PROBLEM DESCRIPTION:
Every record, from first to last, should be retyped word for word.

### RECORDS FOR PROCESSING

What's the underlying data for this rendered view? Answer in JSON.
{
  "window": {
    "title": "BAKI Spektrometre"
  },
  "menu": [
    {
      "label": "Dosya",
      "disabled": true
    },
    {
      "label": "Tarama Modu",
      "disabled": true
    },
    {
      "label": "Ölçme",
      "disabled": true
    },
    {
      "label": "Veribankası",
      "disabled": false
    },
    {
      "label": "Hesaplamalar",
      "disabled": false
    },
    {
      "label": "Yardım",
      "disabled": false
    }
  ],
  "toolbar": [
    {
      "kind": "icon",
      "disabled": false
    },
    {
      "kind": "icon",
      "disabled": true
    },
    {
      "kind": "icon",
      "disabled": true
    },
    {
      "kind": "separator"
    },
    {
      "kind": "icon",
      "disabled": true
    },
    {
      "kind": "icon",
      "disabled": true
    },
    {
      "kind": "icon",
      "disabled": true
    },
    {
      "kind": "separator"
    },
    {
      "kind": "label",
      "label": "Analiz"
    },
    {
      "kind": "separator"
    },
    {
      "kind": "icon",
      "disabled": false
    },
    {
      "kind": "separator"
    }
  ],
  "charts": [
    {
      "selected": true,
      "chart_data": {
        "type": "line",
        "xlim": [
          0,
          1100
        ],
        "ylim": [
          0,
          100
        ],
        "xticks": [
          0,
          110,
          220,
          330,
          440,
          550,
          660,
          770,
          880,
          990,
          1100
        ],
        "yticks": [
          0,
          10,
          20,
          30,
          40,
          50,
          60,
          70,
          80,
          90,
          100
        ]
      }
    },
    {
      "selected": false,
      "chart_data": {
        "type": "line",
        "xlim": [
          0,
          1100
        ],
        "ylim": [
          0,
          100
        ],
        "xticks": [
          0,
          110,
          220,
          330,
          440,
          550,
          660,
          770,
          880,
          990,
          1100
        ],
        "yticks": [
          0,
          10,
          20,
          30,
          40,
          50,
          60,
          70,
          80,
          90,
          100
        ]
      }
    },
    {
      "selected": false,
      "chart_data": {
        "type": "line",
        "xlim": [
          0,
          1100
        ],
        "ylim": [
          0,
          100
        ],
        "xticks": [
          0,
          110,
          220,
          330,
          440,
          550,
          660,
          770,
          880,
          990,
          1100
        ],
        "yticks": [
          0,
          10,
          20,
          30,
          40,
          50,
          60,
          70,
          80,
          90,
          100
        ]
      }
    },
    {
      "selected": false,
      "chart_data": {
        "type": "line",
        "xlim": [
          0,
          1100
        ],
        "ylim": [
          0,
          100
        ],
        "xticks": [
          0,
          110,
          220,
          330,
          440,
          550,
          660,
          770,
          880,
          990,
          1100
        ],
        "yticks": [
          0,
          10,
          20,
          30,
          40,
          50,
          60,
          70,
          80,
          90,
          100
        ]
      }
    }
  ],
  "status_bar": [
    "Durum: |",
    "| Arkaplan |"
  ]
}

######

SOLUTION FOR THIS EXERCISE:
What's the underlying data for this rendered view? Answer in JSON.
{
  "window": {
    "title": "BAKI Spektrometre"
  },
  "menu": [
    {
      "label": "Dosya",
      "disabled": true
    },
    {
      "label": "Tarama Modu",
      "disabled": true
    },
    {
      "label": "Ölçme",
      "disabled": true
    },
    {
      "label": "Veribankası",
      "disabled": false
    },
    {
      "label": "Hesaplamalar",
      "disabled": false
    },
    {
      "label": "Yardım",
      "disabled": false
    }
  ],
  "toolbar": [
    {
      "kind": "icon",
      "disabled": false
    },
    {
      "kind": "icon",
      "disabled": true
    },
    {
      "kind": "icon",
      "disabled": true
    },
    {
      "kind": "separator"
    },
    {
      "kind": "icon",
      "disabled": true
    },
    {
      "kind": "icon",
      "disabled": true
    },
    {
      "kind": "icon",
      "disabled": true
    },
    {
      "kind": "separator"
    },
    {
      "kind": "label",
      "label": "Analiz"
    },
    {
      "kind": "separator"
    },
    {
      "kind": "icon",
      "disabled": false
    },
    {
      "kind": "separator"
    }
  ],
  "charts": [
    {
      "selected": true,
      "chart_data": {
        "type": "line",
        "xlim": [
          0,
          1100
        ],
        "ylim": [
          0,
          100
        ],
        "xticks": [
          0,
          110,
          220,
          330,
          440,
          550,
          660,
          770,
          880,
          990,
          1100
        ],
        "yticks": [
          0,
          10,
          20,
          30,
          40,
          50,
          60,
          70,
          80,
          90,
          100
        ]
      }
    },
    {
      "selected": false,
      "chart_data": {
        "type": "line",
        "xlim": [
          0,
          1100
        ],
        "ylim": [
          0,
          100
        ],
        "xticks": [
          0,
          110,
          220,
          330,
          440,
          550,
          660,
          770,
          880,
          990,
          1100
        ],
        "yticks": [
          0,
          10,
          20,
          30,
          40,
          50,
          60,
          70,
          80,
          90,
          100
        ]
      }
    },
    {
      "selected": false,
      "chart_data": {
        "type": "line",
        "xlim": [
          0,
          1100
        ],
        "ylim": [
          0,
          100
        ],
        "xticks": [
          0,
          110,
          220,
          330,
          440,
          550,
          660,
          770,
          880,
          990,
          1100
        ],
        "yticks": [
          0,
          10,
          20,
          30,
          40,
          50,
          60,
          70,
          80,
          90,
          100
        ]
      }
    },
    {
      "selected": false,
      "chart_data": {
        "type": "line",
        "xlim": [
          0,
          1100
        ],
        "ylim": [
          0,
          100
        ],
        "xticks": [
          0,
          110,
          220,
          330,
          440,
          550,
          660,
          770,
          880,
          990,
          1100
        ],
        "yticks": [
          0,
          10,
          20,
          30,
          40,
          50,
          60,
          70,
          80,
          90,
          100
        ]
      }
    }
  ],
  "status_bar": [
    "Durum: |",
    "| Arkaplan |"
  ]
}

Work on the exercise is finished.